Remember to evaluate the lash line during your anterior segment examinations and be sensitive to dermatology concerns patients may describe in their history because many of these can manifest with ocular pathology.
1. Naasan H, Affleck A. Atypical hidradenitis suppurativa. Clin Exp Dermatol. 2015 Dec;40(8):891-3.
2. Lee EY, Alhusayen R, Lansang P, Shear N, Yeung J. What is hidradenitis suppurativa? Can Fam Physician. 2017 Feb;63(2):114-120.
3. Jemec GB, Heidenheim M, Nielsen NH. The prevalence of hidradenitis suppurativa and its potential precursor lesions. J Am Acad Dermatol. 1996 Aug;35(2 Pt 1):191-4.
4. Alikhan A, Lynch PJ, Eisen DB. Hidradenitis suppurativa: a comprehensive review. J Am Acad Dermatol. 2009 Apr;60(4):539-61.
5. Matusiak Å, Bieniek A, Szepietowski JC. Hidradenitis suppurativa markedly decreases quality of life and professional activity. J Am Acad Dermatol. 2010 Apr;62(4):706-8, 708.e1.
6. Sachs DD, Gordon AT. Hidradenitis suppurativa of Glands of Moll. Arch Ophthalmol. 1967;77(5):635-636.
7. Ãnal E, GÃ¼vendi AkÃ§Ä±nar U, ArduÃ§ A. Hidradenitis Suppurativa, Metabolic Syndrome, and Demodex spp. Infestation. Turkiye Parazitol Derg. 2018 Jun;42(2):171-174.
8. Syed AU, Uzunaslan D, Lowder CY, Srivastava S, Maya JJ, Rula A Hajj-Ali RA. Hidradenitis Suppuritiva Is Associated with Inflammatory Eye Disease.
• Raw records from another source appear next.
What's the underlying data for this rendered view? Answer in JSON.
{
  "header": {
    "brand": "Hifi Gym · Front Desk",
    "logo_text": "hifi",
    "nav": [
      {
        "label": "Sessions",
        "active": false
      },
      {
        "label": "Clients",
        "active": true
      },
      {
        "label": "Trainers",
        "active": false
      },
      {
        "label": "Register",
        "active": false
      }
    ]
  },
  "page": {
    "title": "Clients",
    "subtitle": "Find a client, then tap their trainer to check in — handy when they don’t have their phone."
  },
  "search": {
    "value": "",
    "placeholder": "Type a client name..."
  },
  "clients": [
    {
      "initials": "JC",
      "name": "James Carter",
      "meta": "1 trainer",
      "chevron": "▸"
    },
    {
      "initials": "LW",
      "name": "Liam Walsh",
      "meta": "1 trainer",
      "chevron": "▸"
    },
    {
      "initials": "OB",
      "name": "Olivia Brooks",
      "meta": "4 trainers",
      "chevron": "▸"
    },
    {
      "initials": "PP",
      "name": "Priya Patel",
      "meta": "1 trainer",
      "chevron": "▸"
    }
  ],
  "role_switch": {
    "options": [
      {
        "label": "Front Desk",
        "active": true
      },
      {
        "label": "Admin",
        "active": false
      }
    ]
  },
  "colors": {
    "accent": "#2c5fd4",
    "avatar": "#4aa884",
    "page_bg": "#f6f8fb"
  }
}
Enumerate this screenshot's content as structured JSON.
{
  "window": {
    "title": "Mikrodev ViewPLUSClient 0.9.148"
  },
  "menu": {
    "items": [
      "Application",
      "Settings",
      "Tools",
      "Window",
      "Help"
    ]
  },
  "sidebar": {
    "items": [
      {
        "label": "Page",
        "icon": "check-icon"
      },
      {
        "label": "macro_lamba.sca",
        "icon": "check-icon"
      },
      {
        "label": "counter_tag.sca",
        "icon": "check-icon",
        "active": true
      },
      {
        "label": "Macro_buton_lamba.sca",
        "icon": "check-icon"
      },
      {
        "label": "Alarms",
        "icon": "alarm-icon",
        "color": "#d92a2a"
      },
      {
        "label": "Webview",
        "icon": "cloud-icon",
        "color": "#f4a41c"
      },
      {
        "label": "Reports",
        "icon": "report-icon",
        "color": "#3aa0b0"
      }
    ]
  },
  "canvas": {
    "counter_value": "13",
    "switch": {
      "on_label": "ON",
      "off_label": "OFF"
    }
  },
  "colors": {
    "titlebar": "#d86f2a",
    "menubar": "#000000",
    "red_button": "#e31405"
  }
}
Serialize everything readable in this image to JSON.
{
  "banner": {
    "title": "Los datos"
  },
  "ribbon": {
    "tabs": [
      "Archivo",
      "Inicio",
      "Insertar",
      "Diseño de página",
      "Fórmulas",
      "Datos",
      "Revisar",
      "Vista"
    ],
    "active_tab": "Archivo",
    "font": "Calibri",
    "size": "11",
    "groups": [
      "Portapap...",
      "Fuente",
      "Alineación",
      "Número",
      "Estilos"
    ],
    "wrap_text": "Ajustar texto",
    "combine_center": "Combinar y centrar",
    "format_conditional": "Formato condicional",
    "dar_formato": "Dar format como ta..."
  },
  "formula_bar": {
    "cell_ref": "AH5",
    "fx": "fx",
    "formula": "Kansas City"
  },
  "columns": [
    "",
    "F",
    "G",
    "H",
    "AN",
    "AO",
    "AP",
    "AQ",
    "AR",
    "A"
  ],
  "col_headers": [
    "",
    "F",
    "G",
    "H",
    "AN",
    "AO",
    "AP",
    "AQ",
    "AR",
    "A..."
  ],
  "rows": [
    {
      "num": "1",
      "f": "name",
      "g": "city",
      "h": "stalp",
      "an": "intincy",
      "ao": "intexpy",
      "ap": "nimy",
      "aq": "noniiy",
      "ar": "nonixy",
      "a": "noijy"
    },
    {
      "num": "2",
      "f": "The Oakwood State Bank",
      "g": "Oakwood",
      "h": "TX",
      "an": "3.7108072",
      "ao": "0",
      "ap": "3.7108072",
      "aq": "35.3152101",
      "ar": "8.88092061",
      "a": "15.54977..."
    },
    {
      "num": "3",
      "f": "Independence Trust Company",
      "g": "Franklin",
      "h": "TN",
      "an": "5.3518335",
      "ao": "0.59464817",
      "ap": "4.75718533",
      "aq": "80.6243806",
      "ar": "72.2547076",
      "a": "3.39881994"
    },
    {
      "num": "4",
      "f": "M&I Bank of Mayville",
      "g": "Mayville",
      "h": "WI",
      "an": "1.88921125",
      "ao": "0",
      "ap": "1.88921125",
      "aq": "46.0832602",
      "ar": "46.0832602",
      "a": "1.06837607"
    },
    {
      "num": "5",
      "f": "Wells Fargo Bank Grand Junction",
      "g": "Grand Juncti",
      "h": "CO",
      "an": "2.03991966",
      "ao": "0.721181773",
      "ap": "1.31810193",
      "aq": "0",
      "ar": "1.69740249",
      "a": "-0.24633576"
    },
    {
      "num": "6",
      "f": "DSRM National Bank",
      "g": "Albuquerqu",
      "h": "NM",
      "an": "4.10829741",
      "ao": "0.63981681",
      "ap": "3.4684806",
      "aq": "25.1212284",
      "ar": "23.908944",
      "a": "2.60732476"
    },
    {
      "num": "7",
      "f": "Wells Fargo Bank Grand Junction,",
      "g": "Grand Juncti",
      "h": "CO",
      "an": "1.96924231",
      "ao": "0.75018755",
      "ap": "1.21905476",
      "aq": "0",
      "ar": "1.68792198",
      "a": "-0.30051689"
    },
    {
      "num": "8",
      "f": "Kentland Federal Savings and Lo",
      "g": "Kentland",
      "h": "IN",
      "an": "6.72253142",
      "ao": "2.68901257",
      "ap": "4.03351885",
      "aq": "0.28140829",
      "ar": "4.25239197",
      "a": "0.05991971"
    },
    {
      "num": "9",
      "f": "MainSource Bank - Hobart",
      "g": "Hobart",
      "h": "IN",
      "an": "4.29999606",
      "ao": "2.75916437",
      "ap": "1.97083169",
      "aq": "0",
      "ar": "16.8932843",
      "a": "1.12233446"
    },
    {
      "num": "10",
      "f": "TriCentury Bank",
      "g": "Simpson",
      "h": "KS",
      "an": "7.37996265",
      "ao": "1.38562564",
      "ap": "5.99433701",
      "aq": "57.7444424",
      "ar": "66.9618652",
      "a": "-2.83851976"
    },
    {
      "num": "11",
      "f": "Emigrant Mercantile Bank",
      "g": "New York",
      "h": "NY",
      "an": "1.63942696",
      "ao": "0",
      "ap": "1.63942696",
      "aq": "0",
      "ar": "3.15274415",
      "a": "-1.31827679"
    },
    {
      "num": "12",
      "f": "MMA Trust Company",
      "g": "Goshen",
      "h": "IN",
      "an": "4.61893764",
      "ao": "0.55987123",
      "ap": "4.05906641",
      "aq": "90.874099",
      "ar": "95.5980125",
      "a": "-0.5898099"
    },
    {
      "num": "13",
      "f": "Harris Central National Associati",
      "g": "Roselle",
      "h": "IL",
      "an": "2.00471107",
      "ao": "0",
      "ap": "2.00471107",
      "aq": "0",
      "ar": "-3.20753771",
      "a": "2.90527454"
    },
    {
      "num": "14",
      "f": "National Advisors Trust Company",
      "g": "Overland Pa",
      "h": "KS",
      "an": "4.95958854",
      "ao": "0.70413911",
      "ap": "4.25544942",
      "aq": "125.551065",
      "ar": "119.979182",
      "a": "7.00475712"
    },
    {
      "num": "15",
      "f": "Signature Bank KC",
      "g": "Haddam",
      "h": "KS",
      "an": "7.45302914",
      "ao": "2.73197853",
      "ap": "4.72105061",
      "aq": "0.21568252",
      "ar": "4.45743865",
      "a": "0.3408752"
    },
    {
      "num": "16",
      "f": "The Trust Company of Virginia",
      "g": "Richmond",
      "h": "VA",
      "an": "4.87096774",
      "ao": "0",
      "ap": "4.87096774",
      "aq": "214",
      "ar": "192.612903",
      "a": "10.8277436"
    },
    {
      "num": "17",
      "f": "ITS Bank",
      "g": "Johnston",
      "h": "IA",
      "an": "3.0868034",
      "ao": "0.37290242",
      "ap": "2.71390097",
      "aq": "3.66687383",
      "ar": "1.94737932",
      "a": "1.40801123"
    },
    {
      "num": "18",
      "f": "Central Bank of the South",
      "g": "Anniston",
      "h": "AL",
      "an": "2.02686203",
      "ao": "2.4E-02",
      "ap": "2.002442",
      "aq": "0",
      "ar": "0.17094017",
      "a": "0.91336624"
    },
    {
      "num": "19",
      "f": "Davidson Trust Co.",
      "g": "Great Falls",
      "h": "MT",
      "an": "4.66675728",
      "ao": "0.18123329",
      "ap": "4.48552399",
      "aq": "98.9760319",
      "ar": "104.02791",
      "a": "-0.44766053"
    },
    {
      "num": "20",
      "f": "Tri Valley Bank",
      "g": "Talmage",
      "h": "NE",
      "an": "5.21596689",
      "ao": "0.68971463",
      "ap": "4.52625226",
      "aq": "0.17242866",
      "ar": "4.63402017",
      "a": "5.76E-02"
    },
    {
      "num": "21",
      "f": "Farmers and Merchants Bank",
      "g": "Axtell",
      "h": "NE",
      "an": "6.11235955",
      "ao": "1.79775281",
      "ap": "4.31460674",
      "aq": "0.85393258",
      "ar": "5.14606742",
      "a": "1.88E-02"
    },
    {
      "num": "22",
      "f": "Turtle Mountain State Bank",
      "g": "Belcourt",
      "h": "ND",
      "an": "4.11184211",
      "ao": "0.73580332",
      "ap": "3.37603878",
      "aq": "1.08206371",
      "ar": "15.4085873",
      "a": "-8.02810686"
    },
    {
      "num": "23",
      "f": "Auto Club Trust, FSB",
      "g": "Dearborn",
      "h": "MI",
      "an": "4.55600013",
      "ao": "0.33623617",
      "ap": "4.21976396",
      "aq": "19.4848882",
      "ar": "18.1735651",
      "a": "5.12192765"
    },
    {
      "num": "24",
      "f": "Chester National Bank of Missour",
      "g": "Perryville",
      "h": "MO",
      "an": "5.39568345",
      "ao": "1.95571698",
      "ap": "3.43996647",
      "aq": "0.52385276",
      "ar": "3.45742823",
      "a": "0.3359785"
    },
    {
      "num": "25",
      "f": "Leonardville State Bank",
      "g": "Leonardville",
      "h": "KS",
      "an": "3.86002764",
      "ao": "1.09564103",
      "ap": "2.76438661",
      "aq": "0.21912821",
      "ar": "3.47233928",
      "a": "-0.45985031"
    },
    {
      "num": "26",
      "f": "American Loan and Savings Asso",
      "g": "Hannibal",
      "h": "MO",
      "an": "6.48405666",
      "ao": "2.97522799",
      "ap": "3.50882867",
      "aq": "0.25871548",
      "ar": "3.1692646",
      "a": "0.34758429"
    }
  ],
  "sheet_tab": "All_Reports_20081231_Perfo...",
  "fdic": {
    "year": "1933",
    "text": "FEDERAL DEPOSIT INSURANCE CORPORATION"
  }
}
Arthritis Rheumatol. 2015;67 suppl 10. Available at: https://acrabstracts.org/abstract/hidradenitis-suppuritiva-is-associated-with-inflammatory-eye-disease/. Accessed 10/15/18.